Julia Dorin’s focus is on host defence peptides. It has become clear to me that the dysregulation of innate immunity processes can lead to the destructive inflammation central to many (all) human diseases. Currently I am working on a multigene family of antimicrobial peptides called β-defensins which are astonishingly potent against yeast, bacteria and viruses and recognised as major players in innate immunity and yet deletion of these genes results in novel and exciting phenotypes. They are expressed at mucosal surfaces when induced but are highly expressed normally in male and female reproductive tract. I have shown that these molecules are both important in protection from infection and in immune modulation in vitro and in vivo. I have recently developed single gene, clade specific and whole locus deletions of these genes to reveal their full in vivo functional repertoire. I have just published (Zhou et al 2013 (over 1,000 downloads in the first 2 weeks of publication) the profound male infertility phenotype we observe when a subset of defensin genes are deleted and reveal a novel function of these genes in sperm maturation and control of calcium influx into sperm cells. This cluster of b-defensins in human (but not in mouse) is highly copy number variable (varies between 1 and 16 in human populations). The mutant derived sperm are precociously activated and show microtubule disruption and lack of motility. Deletion of the whole 31 gene locus is revealing a diverse series of inflammatory phenotypes and I am investigating their relevance to human disease.

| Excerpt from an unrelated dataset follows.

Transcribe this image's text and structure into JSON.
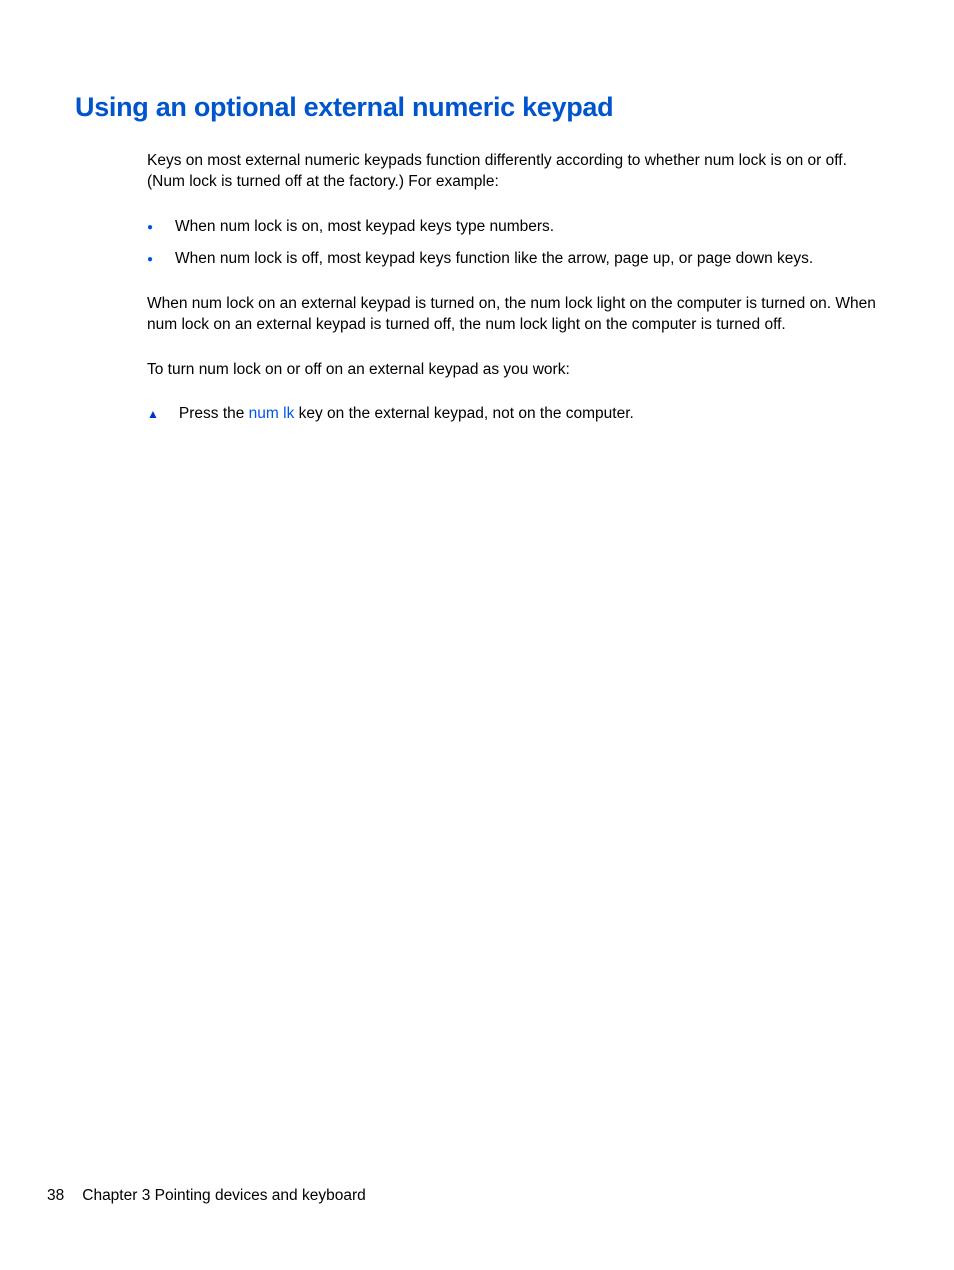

My other key interest has been in the use of ES cell technology to determine the in vivo function of genes and to enable the development of mice as disease models for translational research. I have been involved in the creation of many useful models including cystic fibrosis, the infertility gene Dazla, RNAse H2, and VPAC(2) receptor among others and now enable others to grow ES cells and develop their mouse models.